**Work to complete**
In the records, each line holding "JSON" must be reported.

**Data supplied**
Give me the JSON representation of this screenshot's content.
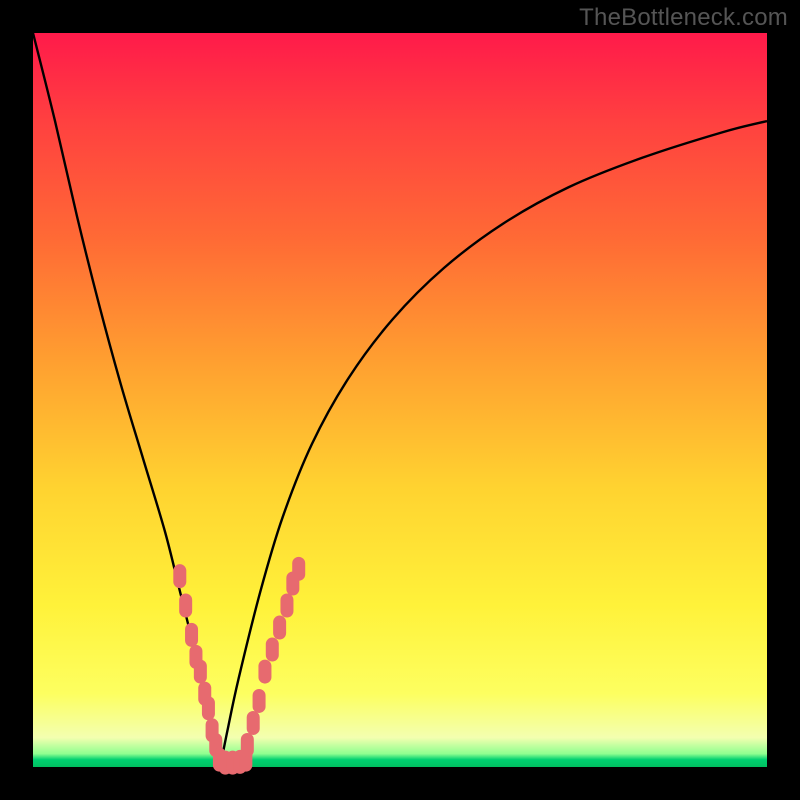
{
  "watermark": "TheBottleneck.com",
  "colors": {
    "page_bg": "#000000",
    "curve": "#000000",
    "marker_fill": "#e76a6f",
    "marker_stroke": "#c94a50",
    "gradient_stops": [
      "#ff1a4a",
      "#ff4040",
      "#ff6a35",
      "#ffa030",
      "#ffd330",
      "#fff23a",
      "#fdff60",
      "#f3ffb0",
      "#8fff90",
      "#00d070",
      "#00c060"
    ]
  },
  "chart_data": {
    "type": "line",
    "title": "",
    "xlabel": "",
    "ylabel": "",
    "xlim": [
      0,
      100
    ],
    "ylim": [
      0,
      100
    ],
    "grid": false,
    "notes": "Two black curves descending into a V; minimum near x≈25, y≈0. Background is a vertical red→yellow→green gradient. Pink rounded markers overlay the lower portion of both curves and along the trough.",
    "series": [
      {
        "name": "left-curve",
        "x": [
          0,
          3,
          6,
          9,
          12,
          15,
          18,
          20,
          22,
          23.5,
          24.5,
          25.5
        ],
        "values": [
          100,
          88,
          75,
          63,
          52,
          42,
          32,
          24,
          16,
          10,
          4,
          0
        ]
      },
      {
        "name": "right-curve",
        "x": [
          25.5,
          26.5,
          28,
          31,
          34,
          38,
          43,
          49,
          56,
          64,
          73,
          83,
          94,
          100
        ],
        "values": [
          0,
          5,
          12,
          24,
          34,
          44,
          53,
          61,
          68,
          74,
          79,
          83,
          86.5,
          88
        ]
      }
    ],
    "markers": {
      "name": "pink-markers",
      "shape": "rounded",
      "points": [
        {
          "x": 20.0,
          "y": 26
        },
        {
          "x": 20.8,
          "y": 22
        },
        {
          "x": 21.6,
          "y": 18
        },
        {
          "x": 22.2,
          "y": 15
        },
        {
          "x": 22.8,
          "y": 13
        },
        {
          "x": 23.4,
          "y": 10
        },
        {
          "x": 23.9,
          "y": 8
        },
        {
          "x": 24.4,
          "y": 5
        },
        {
          "x": 24.9,
          "y": 3
        },
        {
          "x": 25.4,
          "y": 1.0
        },
        {
          "x": 26.2,
          "y": 0.6
        },
        {
          "x": 27.2,
          "y": 0.6
        },
        {
          "x": 28.2,
          "y": 0.7
        },
        {
          "x": 29.0,
          "y": 1.0
        },
        {
          "x": 29.2,
          "y": 3
        },
        {
          "x": 30.0,
          "y": 6
        },
        {
          "x": 30.8,
          "y": 9
        },
        {
          "x": 31.6,
          "y": 13
        },
        {
          "x": 32.6,
          "y": 16
        },
        {
          "x": 33.6,
          "y": 19
        },
        {
          "x": 34.6,
          "y": 22
        },
        {
          "x": 35.4,
          "y": 25
        },
        {
          "x": 36.2,
          "y": 27
        }
      ]
    }
  }
}
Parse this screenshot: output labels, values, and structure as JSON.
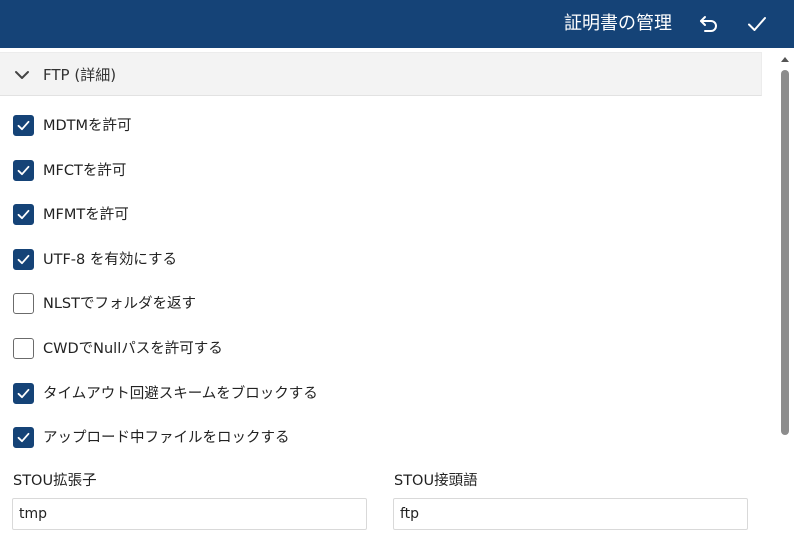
{
  "header": {
    "title": "証明書の管理",
    "bg_color": "#154377"
  },
  "section": {
    "title": "FTP (詳細)"
  },
  "checkboxes": [
    {
      "label": "MDTMを許可",
      "checked": true
    },
    {
      "label": "MFCTを許可",
      "checked": true
    },
    {
      "label": "MFMTを許可",
      "checked": true
    },
    {
      "label": "UTF-8 を有効にする",
      "checked": true
    },
    {
      "label": "NLSTでフォルダを返す",
      "checked": false
    },
    {
      "label": "CWDでNullパスを許可する",
      "checked": false
    },
    {
      "label": "タイムアウト回避スキームをブロックする",
      "checked": true
    },
    {
      "label": "アップロード中ファイルをロックする",
      "checked": true
    }
  ],
  "fields": {
    "stou_ext": {
      "label": "STOU拡張子",
      "value": "tmp"
    },
    "stou_prefix": {
      "label": "STOU接頭語",
      "value": "ftp"
    }
  },
  "icons": {
    "undo": "undo-icon",
    "confirm": "check-icon",
    "collapse": "chevron-down-icon"
  },
  "colors": {
    "accent": "#154377"
  }
}
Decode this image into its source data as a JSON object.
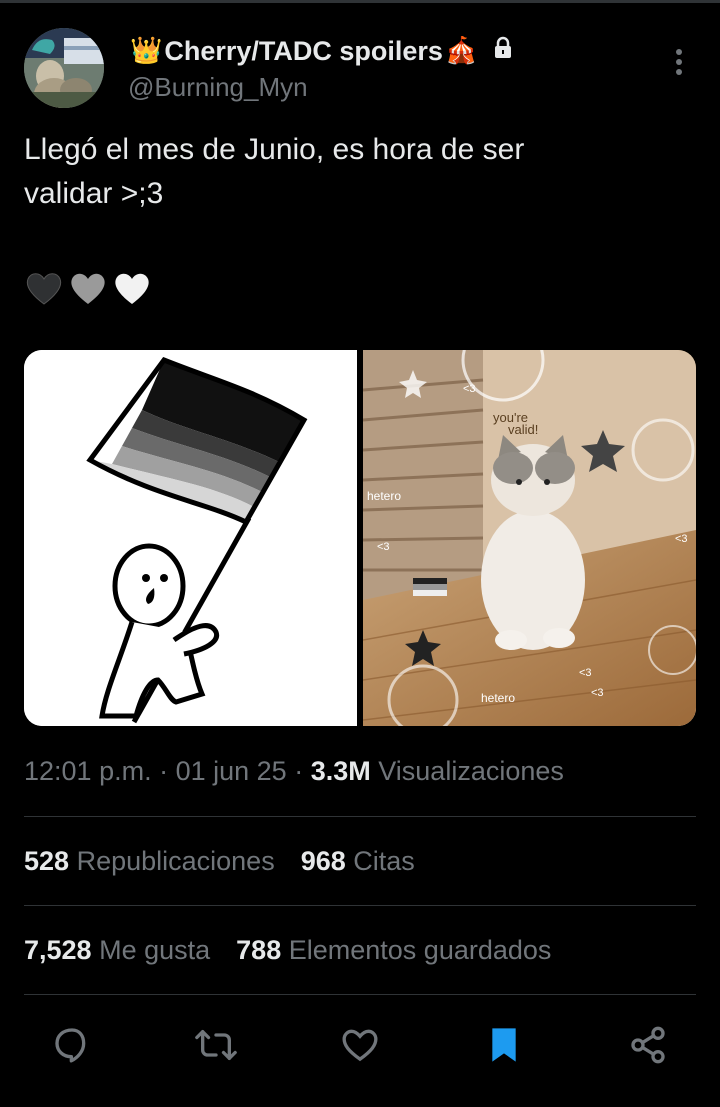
{
  "author": {
    "crown_emoji": "👑",
    "display_name": "Cherry/TADC spoilers",
    "tent_emoji": "🎪",
    "handle": "@Burning_Myn"
  },
  "tweet": {
    "line1": "Llegó el mes de Junio, es hora de ser",
    "line2": "validar >;3",
    "hearts": [
      "🖤",
      "🩶",
      "🤍"
    ],
    "media": [
      {
        "description_icon": "flag-person-drawing"
      },
      {
        "overlay_texts": [
          "<3",
          "you're",
          "valid!",
          "hetero",
          "<3",
          "<3",
          "hetero",
          "<3",
          "<3"
        ]
      }
    ]
  },
  "meta": {
    "time": "12:01 p.m.",
    "date": "01 jun 25",
    "views": "3.3M",
    "views_label": "Visualizaciones"
  },
  "stats": {
    "reposts": "528",
    "reposts_label": "Republicaciones",
    "quotes": "968",
    "quotes_label": "Citas",
    "likes": "7,528",
    "likes_label": "Me gusta",
    "bookmarks": "788",
    "bookmarks_label": "Elementos guardados"
  },
  "colors": {
    "background": "#000000",
    "text": "#e7e9ea",
    "muted": "#71767b",
    "divider": "#2f3336",
    "accent": "#1d9bf0"
  },
  "icons": [
    "lock-icon",
    "more-icon",
    "reply-icon",
    "repost-icon",
    "like-icon",
    "bookmark-icon",
    "share-icon"
  ]
}
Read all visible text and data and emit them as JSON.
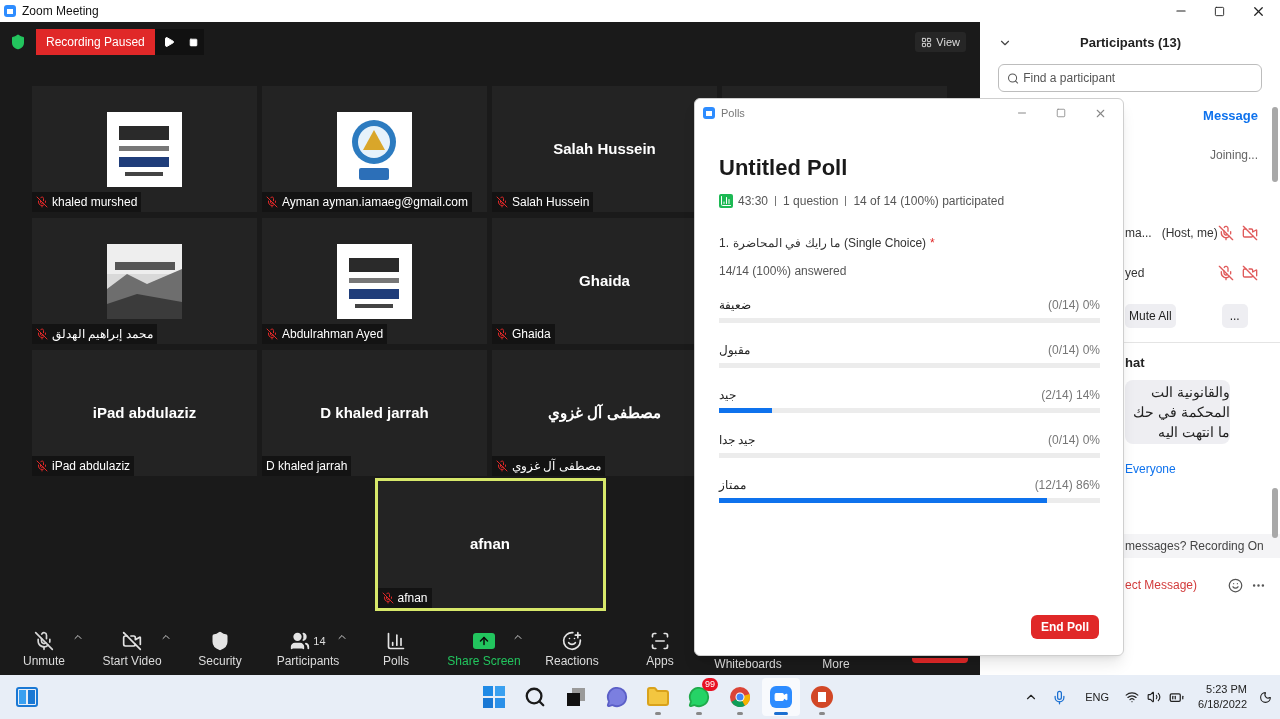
{
  "window": {
    "title": "Zoom Meeting"
  },
  "recording": {
    "label": "Recording Paused",
    "paused": true
  },
  "view_button": "View",
  "tiles": [
    {
      "name": "khaled murshed",
      "kind": "picture",
      "muted": true
    },
    {
      "name": "Ayman ayman.iamaeg@gmail.com",
      "kind": "picture",
      "muted": true
    },
    {
      "name": "Salah Hussein",
      "kind": "name",
      "display": "Salah Hussein",
      "muted": true
    },
    {
      "name": "محمد إبراهيم الهدلق",
      "kind": "picture",
      "muted": true
    },
    {
      "name": "Abdulrahman Ayed",
      "kind": "picture",
      "muted": true
    },
    {
      "name": "Ghaida",
      "kind": "name",
      "display": "Ghaida",
      "muted": true
    },
    {
      "name": "iPad abdulaziz",
      "kind": "name",
      "display": "iPad abdulaziz",
      "muted": true
    },
    {
      "name": "D khaled jarrah",
      "kind": "name",
      "display": "D khaled jarrah",
      "muted": false
    },
    {
      "name": "مصطفى آل غزوي",
      "kind": "name",
      "display": "مصطفى آل غزوي",
      "muted": true
    }
  ],
  "active_tile": {
    "name": "afnan",
    "display": "afnan",
    "muted": true,
    "highlighted": true
  },
  "toolbar": [
    {
      "label": "Unmute",
      "kind": "mic_off",
      "caret": true
    },
    {
      "label": "Start Video",
      "kind": "video_off",
      "caret": true
    },
    {
      "label": "Security",
      "kind": "security",
      "caret": false
    },
    {
      "label": "Participants",
      "kind": "participants",
      "count": "14",
      "caret": true
    },
    {
      "label": "Polls",
      "kind": "polls",
      "caret": false
    },
    {
      "label": "Share Screen",
      "kind": "share",
      "caret": true
    },
    {
      "label": "Reactions",
      "kind": "reactions",
      "caret": false
    },
    {
      "label": "Apps",
      "kind": "apps",
      "caret": false
    },
    {
      "label": "Whiteboards",
      "kind": "plain",
      "caret": false
    },
    {
      "label": "More",
      "kind": "plain",
      "caret": false
    }
  ],
  "participants_panel": {
    "title": "Participants (13)",
    "search_placeholder": "Find a participant",
    "message_link": "Message",
    "joining": "Joining...",
    "rows": [
      {
        "name": "ma...",
        "role": "(Host, me)",
        "muted": true,
        "video_off": true
      },
      {
        "name": "yed",
        "muted": true,
        "video_off": true
      }
    ],
    "mute_all": "Mute All",
    "more": "..."
  },
  "chat": {
    "title": "hat",
    "message_lines": [
      "والقانونية الت",
      "المحكمة في حك",
      "ما انتهت اليه"
    ],
    "recipient": "Everyone",
    "notice": "messages? Recording On",
    "input_hint": "ect Message)"
  },
  "poll": {
    "window_title": "Polls",
    "title": "Untitled Poll",
    "duration": "43:30",
    "question_count": "1 question",
    "participation": "14 of 14 (100%) participated",
    "question": {
      "number": "1.",
      "text": "ما رايك في المحاضرة",
      "type": "(Single Choice)",
      "required": true,
      "required_mark": "*",
      "answered": "14/14 (100%) answered"
    },
    "answers": [
      {
        "label": "ضعيفة",
        "result": "(0/14) 0%",
        "level": 0
      },
      {
        "label": "مقبول",
        "result": "(0/14) 0%",
        "level": 0
      },
      {
        "label": "جيد",
        "result": "(2/14) 14%",
        "level": 0.14
      },
      {
        "label": "جيد جدا",
        "result": "(0/14) 0%",
        "level": 0
      },
      {
        "label": "ممتاز",
        "result": "(12/14) 86%",
        "level": 0.86
      }
    ],
    "end_button": "End Poll"
  },
  "taskbar": {
    "apps": [
      {
        "kind": "start",
        "running": false,
        "selected": false
      },
      {
        "kind": "search",
        "running": false,
        "selected": false
      },
      {
        "kind": "taskview",
        "running": false,
        "selected": false
      },
      {
        "kind": "chat",
        "running": false,
        "selected": false
      },
      {
        "kind": "explorer",
        "running": true,
        "selected": false
      },
      {
        "kind": "whatsapp",
        "running": true,
        "selected": false,
        "badge": "99"
      },
      {
        "kind": "chrome",
        "running": true,
        "selected": false
      },
      {
        "kind": "zoom",
        "running": true,
        "selected": true
      },
      {
        "kind": "powerpoint",
        "running": true,
        "selected": false
      }
    ],
    "language": "ENG",
    "time": "5:23 PM",
    "date": "6/18/2022"
  }
}
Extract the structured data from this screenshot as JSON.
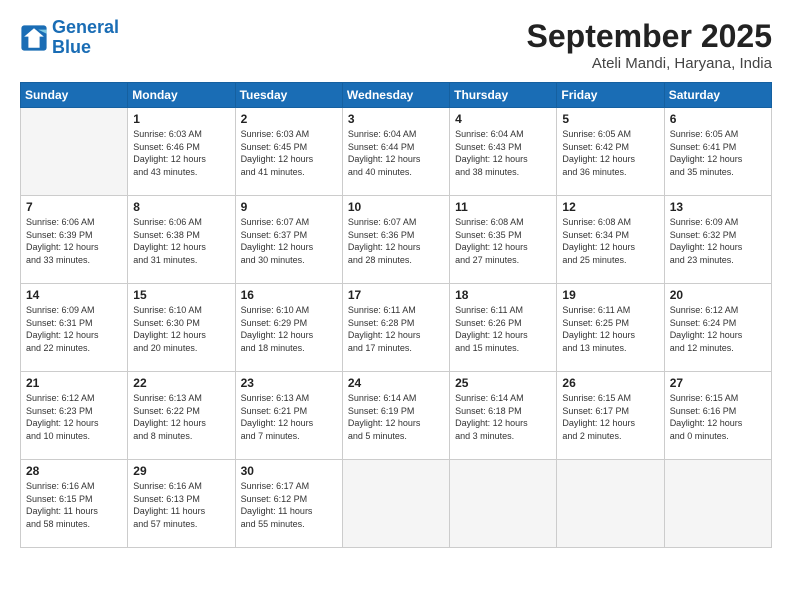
{
  "header": {
    "logo_line1": "General",
    "logo_line2": "Blue",
    "month_title": "September 2025",
    "location": "Ateli Mandi, Haryana, India"
  },
  "weekdays": [
    "Sunday",
    "Monday",
    "Tuesday",
    "Wednesday",
    "Thursday",
    "Friday",
    "Saturday"
  ],
  "weeks": [
    [
      {
        "day": "",
        "info": ""
      },
      {
        "day": "1",
        "info": "Sunrise: 6:03 AM\nSunset: 6:46 PM\nDaylight: 12 hours\nand 43 minutes."
      },
      {
        "day": "2",
        "info": "Sunrise: 6:03 AM\nSunset: 6:45 PM\nDaylight: 12 hours\nand 41 minutes."
      },
      {
        "day": "3",
        "info": "Sunrise: 6:04 AM\nSunset: 6:44 PM\nDaylight: 12 hours\nand 40 minutes."
      },
      {
        "day": "4",
        "info": "Sunrise: 6:04 AM\nSunset: 6:43 PM\nDaylight: 12 hours\nand 38 minutes."
      },
      {
        "day": "5",
        "info": "Sunrise: 6:05 AM\nSunset: 6:42 PM\nDaylight: 12 hours\nand 36 minutes."
      },
      {
        "day": "6",
        "info": "Sunrise: 6:05 AM\nSunset: 6:41 PM\nDaylight: 12 hours\nand 35 minutes."
      }
    ],
    [
      {
        "day": "7",
        "info": "Sunrise: 6:06 AM\nSunset: 6:39 PM\nDaylight: 12 hours\nand 33 minutes."
      },
      {
        "day": "8",
        "info": "Sunrise: 6:06 AM\nSunset: 6:38 PM\nDaylight: 12 hours\nand 31 minutes."
      },
      {
        "day": "9",
        "info": "Sunrise: 6:07 AM\nSunset: 6:37 PM\nDaylight: 12 hours\nand 30 minutes."
      },
      {
        "day": "10",
        "info": "Sunrise: 6:07 AM\nSunset: 6:36 PM\nDaylight: 12 hours\nand 28 minutes."
      },
      {
        "day": "11",
        "info": "Sunrise: 6:08 AM\nSunset: 6:35 PM\nDaylight: 12 hours\nand 27 minutes."
      },
      {
        "day": "12",
        "info": "Sunrise: 6:08 AM\nSunset: 6:34 PM\nDaylight: 12 hours\nand 25 minutes."
      },
      {
        "day": "13",
        "info": "Sunrise: 6:09 AM\nSunset: 6:32 PM\nDaylight: 12 hours\nand 23 minutes."
      }
    ],
    [
      {
        "day": "14",
        "info": "Sunrise: 6:09 AM\nSunset: 6:31 PM\nDaylight: 12 hours\nand 22 minutes."
      },
      {
        "day": "15",
        "info": "Sunrise: 6:10 AM\nSunset: 6:30 PM\nDaylight: 12 hours\nand 20 minutes."
      },
      {
        "day": "16",
        "info": "Sunrise: 6:10 AM\nSunset: 6:29 PM\nDaylight: 12 hours\nand 18 minutes."
      },
      {
        "day": "17",
        "info": "Sunrise: 6:11 AM\nSunset: 6:28 PM\nDaylight: 12 hours\nand 17 minutes."
      },
      {
        "day": "18",
        "info": "Sunrise: 6:11 AM\nSunset: 6:26 PM\nDaylight: 12 hours\nand 15 minutes."
      },
      {
        "day": "19",
        "info": "Sunrise: 6:11 AM\nSunset: 6:25 PM\nDaylight: 12 hours\nand 13 minutes."
      },
      {
        "day": "20",
        "info": "Sunrise: 6:12 AM\nSunset: 6:24 PM\nDaylight: 12 hours\nand 12 minutes."
      }
    ],
    [
      {
        "day": "21",
        "info": "Sunrise: 6:12 AM\nSunset: 6:23 PM\nDaylight: 12 hours\nand 10 minutes."
      },
      {
        "day": "22",
        "info": "Sunrise: 6:13 AM\nSunset: 6:22 PM\nDaylight: 12 hours\nand 8 minutes."
      },
      {
        "day": "23",
        "info": "Sunrise: 6:13 AM\nSunset: 6:21 PM\nDaylight: 12 hours\nand 7 minutes."
      },
      {
        "day": "24",
        "info": "Sunrise: 6:14 AM\nSunset: 6:19 PM\nDaylight: 12 hours\nand 5 minutes."
      },
      {
        "day": "25",
        "info": "Sunrise: 6:14 AM\nSunset: 6:18 PM\nDaylight: 12 hours\nand 3 minutes."
      },
      {
        "day": "26",
        "info": "Sunrise: 6:15 AM\nSunset: 6:17 PM\nDaylight: 12 hours\nand 2 minutes."
      },
      {
        "day": "27",
        "info": "Sunrise: 6:15 AM\nSunset: 6:16 PM\nDaylight: 12 hours\nand 0 minutes."
      }
    ],
    [
      {
        "day": "28",
        "info": "Sunrise: 6:16 AM\nSunset: 6:15 PM\nDaylight: 11 hours\nand 58 minutes."
      },
      {
        "day": "29",
        "info": "Sunrise: 6:16 AM\nSunset: 6:13 PM\nDaylight: 11 hours\nand 57 minutes."
      },
      {
        "day": "30",
        "info": "Sunrise: 6:17 AM\nSunset: 6:12 PM\nDaylight: 11 hours\nand 55 minutes."
      },
      {
        "day": "",
        "info": ""
      },
      {
        "day": "",
        "info": ""
      },
      {
        "day": "",
        "info": ""
      },
      {
        "day": "",
        "info": ""
      }
    ]
  ]
}
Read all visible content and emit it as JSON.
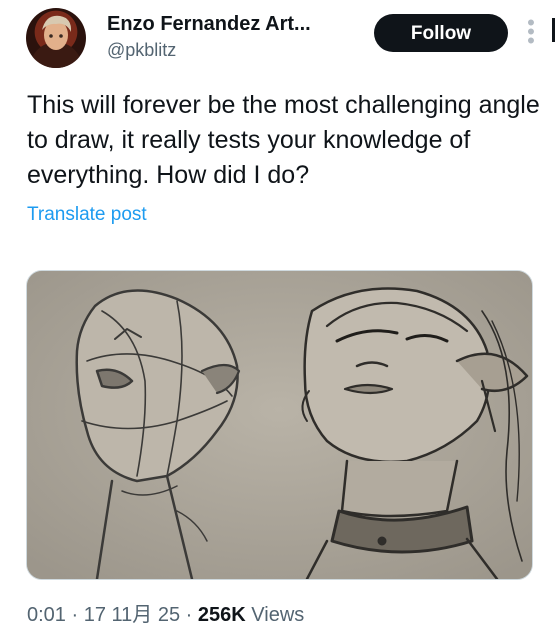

**Answer to this problem**
Give me the JSON representation of this screenshot's content.
Parse this screenshot: output labels, values, and structure as JSON.
Decode this image into its source data as a JSON object.
Read all visible text and data and emit them as JSON.
Extract the structured data from this screenshot as JSON.
Read all visible content and emit it as JSON.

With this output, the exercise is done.